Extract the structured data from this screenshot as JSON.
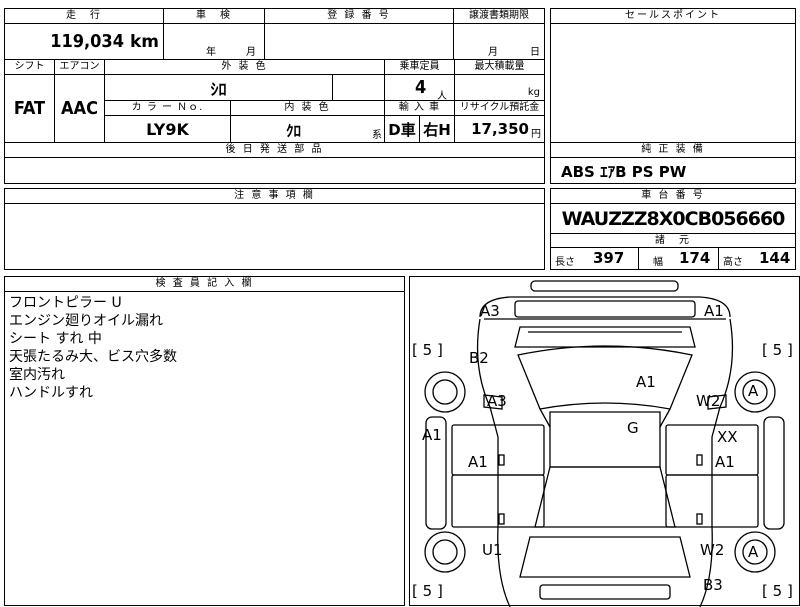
{
  "header": {
    "mileage_label": "走　行",
    "mileage_value": "119,034",
    "mileage_unit": "km",
    "inspection_label": "車　検",
    "inspection_year": "年",
    "inspection_month": "月",
    "registration_label": "登 録 番 号",
    "transfer_doc_label": "譲渡書類期限",
    "transfer_month": "月",
    "transfer_day": "日",
    "sales_point_label": "セールスポイント"
  },
  "specs": {
    "shift_label": "シフト",
    "aircon_label": "エアコン",
    "exterior_label": "外 装 色",
    "capacity_label": "乗車定員",
    "maxload_label": "最大積載量",
    "shift_value": "FAT",
    "aircon_value": "AAC",
    "exterior_value": "ｼﾛ",
    "capacity_value": "4",
    "capacity_unit": "人",
    "maxload_unit": "kg",
    "color_no_label": "カ ラ ー Ｎｏ.",
    "interior_label": "内 装 色",
    "import_label": "輸 入 車",
    "recycle_label": "リサイクル預託金",
    "color_no_value": "LY9K",
    "interior_value": "ｸﾛ",
    "interior_suffix": "系",
    "import_dealer": "D車",
    "handle_side": "右H",
    "recycle_value": "17,350",
    "recycle_unit": "円",
    "later_parts_label": "後 日 発 送 部 品"
  },
  "equipment": {
    "label": "純 正 装 備",
    "value": "ABS ｴｱB PS PW"
  },
  "caution": {
    "label": "注 意 事 項 欄"
  },
  "chassis": {
    "label": "車 台 番 号",
    "value": "WAUZZZ8X0CB056660",
    "dims_label": "諸　元",
    "length_label": "長さ",
    "length_value": "397",
    "width_label": "幅",
    "width_value": "174",
    "height_label": "高さ",
    "height_value": "144"
  },
  "inspector": {
    "label": "検 査 員 記 入 欄",
    "notes": [
      "フロントピラー U",
      "エンジン廻りオイル漏れ",
      "シート すれ 中",
      "天張たるみ大、ビス穴多数",
      "室内汚れ",
      "ハンドルすれ"
    ]
  },
  "diagram": {
    "marks": {
      "a3_top": "A3",
      "a1_top": "A1",
      "b2": "B2",
      "a3_left": "A3",
      "a1_roof": "A1",
      "w2_right": "W2",
      "g": "G",
      "a1_leftside": "A1",
      "a1_leftdoor": "A1",
      "xx": "XX",
      "a1_rightdoor": "A1",
      "u1": "U1",
      "w2_rear": "W2",
      "b3": "B3"
    },
    "tires": {
      "front_right": "A",
      "rear_right": "A"
    },
    "tread": {
      "front_left": "5",
      "front_right": "5",
      "rear_left": "5",
      "rear_right": "5"
    }
  }
}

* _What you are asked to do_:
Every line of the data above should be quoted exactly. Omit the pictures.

* _Answer below_:
Extract the structured data from this screenshot as JSON.
{
  "header": {
    "mileage_label": "走　行",
    "mileage_value": "119,034",
    "mileage_unit": "km",
    "inspection_label": "車　検",
    "inspection_year": "年",
    "inspection_month": "月",
    "registration_label": "登 録 番 号",
    "transfer_doc_label": "譲渡書類期限",
    "transfer_month": "月",
    "transfer_day": "日",
    "sales_point_label": "セールスポイント"
  },
  "specs": {
    "shift_label": "シフト",
    "aircon_label": "エアコン",
    "exterior_label": "外 装 色",
    "capacity_label": "乗車定員",
    "maxload_label": "最大積載量",
    "shift_value": "FAT",
    "aircon_value": "AAC",
    "exterior_value": "ｼﾛ",
    "capacity_value": "4",
    "capacity_unit": "人",
    "maxload_unit": "kg",
    "color_no_label": "カ ラ ー Ｎｏ.",
    "interior_label": "内 装 色",
    "import_label": "輸 入 車",
    "recycle_label": "リサイクル預託金",
    "color_no_value": "LY9K",
    "interior_value": "ｸﾛ",
    "interior_suffix": "系",
    "import_dealer": "D車",
    "handle_side": "右H",
    "recycle_value": "17,350",
    "recycle_unit": "円",
    "later_parts_label": "後 日 発 送 部 品"
  },
  "equipment": {
    "label": "純 正 装 備",
    "value": "ABS ｴｱB PS PW"
  },
  "caution": {
    "label": "注 意 事 項 欄"
  },
  "chassis": {
    "label": "車 台 番 号",
    "value": "WAUZZZ8X0CB056660",
    "dims_label": "諸　元",
    "length_label": "長さ",
    "length_value": "397",
    "width_label": "幅",
    "width_value": "174",
    "height_label": "高さ",
    "height_value": "144"
  },
  "inspector": {
    "label": "検 査 員 記 入 欄",
    "notes": [
      "フロントピラー U",
      "エンジン廻りオイル漏れ",
      "シート すれ 中",
      "天張たるみ大、ビス穴多数",
      "室内汚れ",
      "ハンドルすれ"
    ]
  },
  "diagram": {
    "marks": {
      "a3_top": "A3",
      "a1_top": "A1",
      "b2": "B2",
      "a3_left": "A3",
      "a1_roof": "A1",
      "w2_right": "W2",
      "g": "G",
      "a1_leftside": "A1",
      "a1_leftdoor": "A1",
      "xx": "XX",
      "a1_rightdoor": "A1",
      "u1": "U1",
      "w2_rear": "W2",
      "b3": "B3"
    },
    "tires": {
      "front_right": "A",
      "rear_right": "A"
    },
    "tread": {
      "front_left": "5",
      "front_right": "5",
      "rear_left": "5",
      "rear_right": "5"
    }
  }
}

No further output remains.